How quickly that triumphant, joyful exultation turns somber… as we listen to the proclamation of the Passion of the Lord, recounting the experiences of Jesus as the “hosannas” fade into memory and Jesus, fully God and fully human, enters into the days of fulfilling his destiny to share a final meal with his disciples, to be denied by those closest to him, tried as a criminal, led to an agonizing death on a cross and then placed in a tomb. All of this, though, is just a prelude to what we will celebrate in a week and for fifty days thereafter… death being conquered by new life and the path to eternal life being laid open to us. 

Our “high holy days” in the Catholic Christian tradition are the three days of the Paschal Triduum (pronounced “trih-doo-um”) beginning Holy Thursday with the Evening Mass of the Lord’s Supper and culminating with the Easter Vigil in the Holy Night of Holy Saturday. Technically this is one continuous liturgy: on Holy Thursday we begin with the Sign of the Cross (as at all Masses) and the concluding Sign of the Cross is the final blessing at the Easter Vigil. Unique annual rites take place during the Triduum: at the Mass of the Lord’s Supper, we commemorate Christ’s mandatum (or mandate) to serve as he served. This is ritualized by the Washing of the Feet at Mass, followed by the commemoration of the institution of the Holy Eucharist celebrated in the Eucharistic Prayer. Immediately after Communion, all are invited to join in a procession to Fr. Feeney Hall where the Eucharist is reposed until midnight for silent adoration (commemorating Christ’s agony in the Garden of Gethsemane). On Good Friday, the Triduum Liturgy continues with the Celebration of the Lord’s Passion, the Procession and Veneration of the Cross and Holy Communion. This is a very powerful service which is not a Mass at all (the Church’s ancient tradition prohibits the celebration of Mass on Good Friday and Holy Saturday before the beginning of the Easter Vigil). At the conclusion of the Good Friday liturgy, the church is left bare and empty through Holy Saturday (even the Eucharist is absent from the tabernacle) – this commemorates the time that the body of Jesus lay in the tomb and his spirit descended to the realm of the dead. Shortly after sundown on Holy Saturday, we gather in a darkened church for the Easter Vigil – lighting the Easter Fire, blessing the Paschal Candle, listening to the Hebrew scriptures foretelling our salvation… followed by the Gloria, the singing of the Easter Alleluia and proclamation of the Resurrection Gospel. The Elect are baptized, confirmed and receive their First Eucharist at this first Mass of Easter.

This year, due to the time of sunset, the Triduum Liturgy begins at 7:30PM on Thursday, Friday and Saturday. The Triduum is an experience all Catholics should have at least once – as it is that time when we enter into the central mysteries of our faith. I encourage you to make time to join us for all three parts of the Triduum Liturgy.  It can truly be a life-giving and faith-enhancing experience!
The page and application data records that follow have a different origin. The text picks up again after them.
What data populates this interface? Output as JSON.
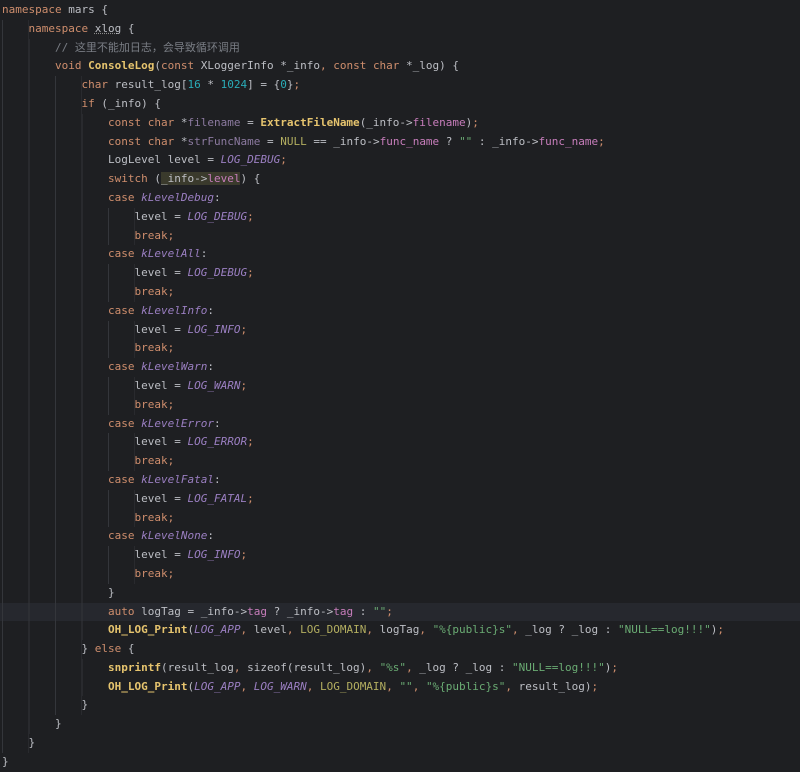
{
  "current_line": 32,
  "lines": [
    {
      "i": 0,
      "t": [
        [
          "k",
          "namespace"
        ],
        [
          "p",
          " mars {"
        ]
      ]
    },
    {
      "i": 1,
      "t": [
        [
          "k",
          "namespace"
        ],
        [
          "p",
          " "
        ],
        [
          "p u",
          "xlog"
        ],
        [
          "p",
          " {"
        ]
      ]
    },
    {
      "i": 2,
      "t": [
        [
          "c",
          "// 这里不能加日志，会导致循环调用"
        ]
      ]
    },
    {
      "i": 2,
      "t": [
        [
          "k",
          "void"
        ],
        [
          "p",
          " "
        ],
        [
          "f",
          "ConsoleLog"
        ],
        [
          "p",
          "("
        ],
        [
          "k",
          "const"
        ],
        [
          "p",
          " XLoggerInfo *_info"
        ],
        [
          "k",
          ","
        ],
        [
          "p",
          " "
        ],
        [
          "k",
          "const char"
        ],
        [
          "p",
          " *_log) {"
        ]
      ]
    },
    {
      "i": 3,
      "t": [
        [
          "k",
          "char"
        ],
        [
          "p",
          " result_log["
        ],
        [
          "n",
          "16"
        ],
        [
          "p",
          " * "
        ],
        [
          "n",
          "1024"
        ],
        [
          "p",
          "] = {"
        ],
        [
          "n",
          "0"
        ],
        [
          "p",
          "}"
        ],
        [
          "k",
          ";"
        ]
      ]
    },
    {
      "i": 3,
      "t": [
        [
          "k",
          "if"
        ],
        [
          "p",
          " (_info) {"
        ]
      ]
    },
    {
      "i": 4,
      "t": [
        [
          "k",
          "const char"
        ],
        [
          "p",
          " *"
        ],
        [
          "dim",
          "filename"
        ],
        [
          "p",
          " = "
        ],
        [
          "f",
          "ExtractFileName"
        ],
        [
          "p",
          "(_info->"
        ],
        [
          "fld",
          "filename"
        ],
        [
          "p",
          ")"
        ],
        [
          "k",
          ";"
        ]
      ]
    },
    {
      "i": 4,
      "t": [
        [
          "k",
          "const char"
        ],
        [
          "p",
          " *"
        ],
        [
          "dim",
          "strFuncName"
        ],
        [
          "p",
          " = "
        ],
        [
          "mc",
          "NULL"
        ],
        [
          "p",
          " == _info->"
        ],
        [
          "fld",
          "func_name"
        ],
        [
          "p",
          " ? "
        ],
        [
          "s",
          "\"\""
        ],
        [
          "p",
          " : _info->"
        ],
        [
          "fld",
          "func_name"
        ],
        [
          "k",
          ";"
        ]
      ]
    },
    {
      "i": 4,
      "t": [
        [
          "p",
          "LogLevel level = "
        ],
        [
          "m",
          "LOG_DEBUG"
        ],
        [
          "k",
          ";"
        ]
      ]
    },
    {
      "i": 4,
      "t": [
        [
          "k",
          "switch"
        ],
        [
          "p",
          " ("
        ],
        [
          "p hl",
          "_info->"
        ],
        [
          "fld hl",
          "level"
        ],
        [
          "p",
          ") {"
        ]
      ]
    },
    {
      "i": 4,
      "t": [
        [
          "k",
          "case"
        ],
        [
          "p",
          " "
        ],
        [
          "e",
          "kLevelDebug"
        ],
        [
          "p",
          ":"
        ]
      ]
    },
    {
      "i": 5,
      "t": [
        [
          "p",
          "level = "
        ],
        [
          "m",
          "LOG_DEBUG"
        ],
        [
          "k",
          ";"
        ]
      ]
    },
    {
      "i": 5,
      "t": [
        [
          "k",
          "break;"
        ]
      ]
    },
    {
      "i": 4,
      "t": [
        [
          "k",
          "case"
        ],
        [
          "p",
          " "
        ],
        [
          "e",
          "kLevelAll"
        ],
        [
          "p",
          ":"
        ]
      ]
    },
    {
      "i": 5,
      "t": [
        [
          "p",
          "level = "
        ],
        [
          "m",
          "LOG_DEBUG"
        ],
        [
          "k",
          ";"
        ]
      ]
    },
    {
      "i": 5,
      "t": [
        [
          "k",
          "break;"
        ]
      ]
    },
    {
      "i": 4,
      "t": [
        [
          "k",
          "case"
        ],
        [
          "p",
          " "
        ],
        [
          "e",
          "kLevelInfo"
        ],
        [
          "p",
          ":"
        ]
      ]
    },
    {
      "i": 5,
      "t": [
        [
          "p",
          "level = "
        ],
        [
          "m",
          "LOG_INFO"
        ],
        [
          "k",
          ";"
        ]
      ]
    },
    {
      "i": 5,
      "t": [
        [
          "k",
          "break;"
        ]
      ]
    },
    {
      "i": 4,
      "t": [
        [
          "k",
          "case"
        ],
        [
          "p",
          " "
        ],
        [
          "e",
          "kLevelWarn"
        ],
        [
          "p",
          ":"
        ]
      ]
    },
    {
      "i": 5,
      "t": [
        [
          "p",
          "level = "
        ],
        [
          "m",
          "LOG_WARN"
        ],
        [
          "k",
          ";"
        ]
      ]
    },
    {
      "i": 5,
      "t": [
        [
          "k",
          "break;"
        ]
      ]
    },
    {
      "i": 4,
      "t": [
        [
          "k",
          "case"
        ],
        [
          "p",
          " "
        ],
        [
          "e",
          "kLevelError"
        ],
        [
          "p",
          ":"
        ]
      ]
    },
    {
      "i": 5,
      "t": [
        [
          "p",
          "level = "
        ],
        [
          "m",
          "LOG_ERROR"
        ],
        [
          "k",
          ";"
        ]
      ]
    },
    {
      "i": 5,
      "t": [
        [
          "k",
          "break;"
        ]
      ]
    },
    {
      "i": 4,
      "t": [
        [
          "k",
          "case"
        ],
        [
          "p",
          " "
        ],
        [
          "e",
          "kLevelFatal"
        ],
        [
          "p",
          ":"
        ]
      ]
    },
    {
      "i": 5,
      "t": [
        [
          "p",
          "level = "
        ],
        [
          "m",
          "LOG_FATAL"
        ],
        [
          "k",
          ";"
        ]
      ]
    },
    {
      "i": 5,
      "t": [
        [
          "k",
          "break;"
        ]
      ]
    },
    {
      "i": 4,
      "t": [
        [
          "k",
          "case"
        ],
        [
          "p",
          " "
        ],
        [
          "e",
          "kLevelNone"
        ],
        [
          "p",
          ":"
        ]
      ]
    },
    {
      "i": 5,
      "t": [
        [
          "p",
          "level = "
        ],
        [
          "m",
          "LOG_INFO"
        ],
        [
          "k",
          ";"
        ]
      ]
    },
    {
      "i": 5,
      "t": [
        [
          "k",
          "break;"
        ]
      ]
    },
    {
      "i": 4,
      "t": [
        [
          "p",
          "}"
        ]
      ]
    },
    {
      "i": 4,
      "t": [
        [
          "k",
          "auto"
        ],
        [
          "p",
          " logTag = _info->"
        ],
        [
          "fld",
          "tag"
        ],
        [
          "p",
          " ? _info->"
        ],
        [
          "fld",
          "tag"
        ],
        [
          "p",
          " : "
        ],
        [
          "s",
          "\"\""
        ],
        [
          "k",
          ";"
        ]
      ]
    },
    {
      "i": 4,
      "t": [
        [
          "f",
          "OH_LOG_Print"
        ],
        [
          "p",
          "("
        ],
        [
          "m",
          "LOG_APP"
        ],
        [
          "k",
          ","
        ],
        [
          "p",
          " level"
        ],
        [
          "k",
          ","
        ],
        [
          "p",
          " "
        ],
        [
          "mc",
          "LOG_DOMAIN"
        ],
        [
          "k",
          ","
        ],
        [
          "p",
          " logTag"
        ],
        [
          "k",
          ","
        ],
        [
          "p",
          " "
        ],
        [
          "s",
          "\"%{public}s\""
        ],
        [
          "k",
          ","
        ],
        [
          "p",
          " _log ? _log : "
        ],
        [
          "s",
          "\"NULL==log!!!\""
        ],
        [
          "p",
          ")"
        ],
        [
          "k",
          ";"
        ]
      ]
    },
    {
      "i": 3,
      "t": [
        [
          "p",
          "} "
        ],
        [
          "k",
          "else"
        ],
        [
          "p",
          " {"
        ]
      ]
    },
    {
      "i": 4,
      "t": [
        [
          "f",
          "snprintf"
        ],
        [
          "p",
          "(result_log"
        ],
        [
          "k",
          ","
        ],
        [
          "p",
          " sizeof(result_log)"
        ],
        [
          "k",
          ","
        ],
        [
          "p",
          " "
        ],
        [
          "s",
          "\"%s\""
        ],
        [
          "k",
          ","
        ],
        [
          "p",
          " _log ? _log : "
        ],
        [
          "s",
          "\"NULL==log!!!\""
        ],
        [
          "p",
          ")"
        ],
        [
          "k",
          ";"
        ]
      ]
    },
    {
      "i": 4,
      "t": [
        [
          "f",
          "OH_LOG_Print"
        ],
        [
          "p",
          "("
        ],
        [
          "m",
          "LOG_APP"
        ],
        [
          "k",
          ","
        ],
        [
          "p",
          " "
        ],
        [
          "m",
          "LOG_WARN"
        ],
        [
          "k",
          ","
        ],
        [
          "p",
          " "
        ],
        [
          "mc",
          "LOG_DOMAIN"
        ],
        [
          "k",
          ","
        ],
        [
          "p",
          " "
        ],
        [
          "s",
          "\"\""
        ],
        [
          "k",
          ","
        ],
        [
          "p",
          " "
        ],
        [
          "s",
          "\"%{public}s\""
        ],
        [
          "k",
          ","
        ],
        [
          "p",
          " result_log)"
        ],
        [
          "k",
          ";"
        ]
      ]
    },
    {
      "i": 3,
      "t": [
        [
          "p",
          "}"
        ]
      ]
    },
    {
      "i": 2,
      "t": [
        [
          "p",
          "}"
        ]
      ]
    },
    {
      "i": 1,
      "t": [
        [
          "p",
          "}"
        ]
      ]
    },
    {
      "i": 0,
      "t": [
        [
          "p",
          "}"
        ]
      ]
    }
  ]
}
Additionally, Stations of the Cross are prayed at Noon on Good Friday in the church and on Holy Saturday morning, the ancient Office of Tenebrae (psalms and scripture readings) will be prayed at 5:30AM. All are welcome. No Masses apart from the Triduum Liturgy are celebrated on Holy Thursday, Good Friday and Holy Saturday. Confessions are not scheduled on Holy Saturday (Please note: the last opportunity to attend Reconciliation before Easter will be this Wednesday, April 17th, from 5:00 – 6:00PM). On Easter Sunday, Masses are celebrated at 6:00, 7:30, 9:00, 9:15 and 11:00AM. The 6:00 and 9:15 Masses are outdoors in the school courtyard. There is no 5:00PM Mass celebrated on Easter Sunday.

I look forward to us sharing our community’s journey through these holiest of days, in union with the Church throughout the world.


Grace and peace in Christ,

Rev. Charles G. Kieffer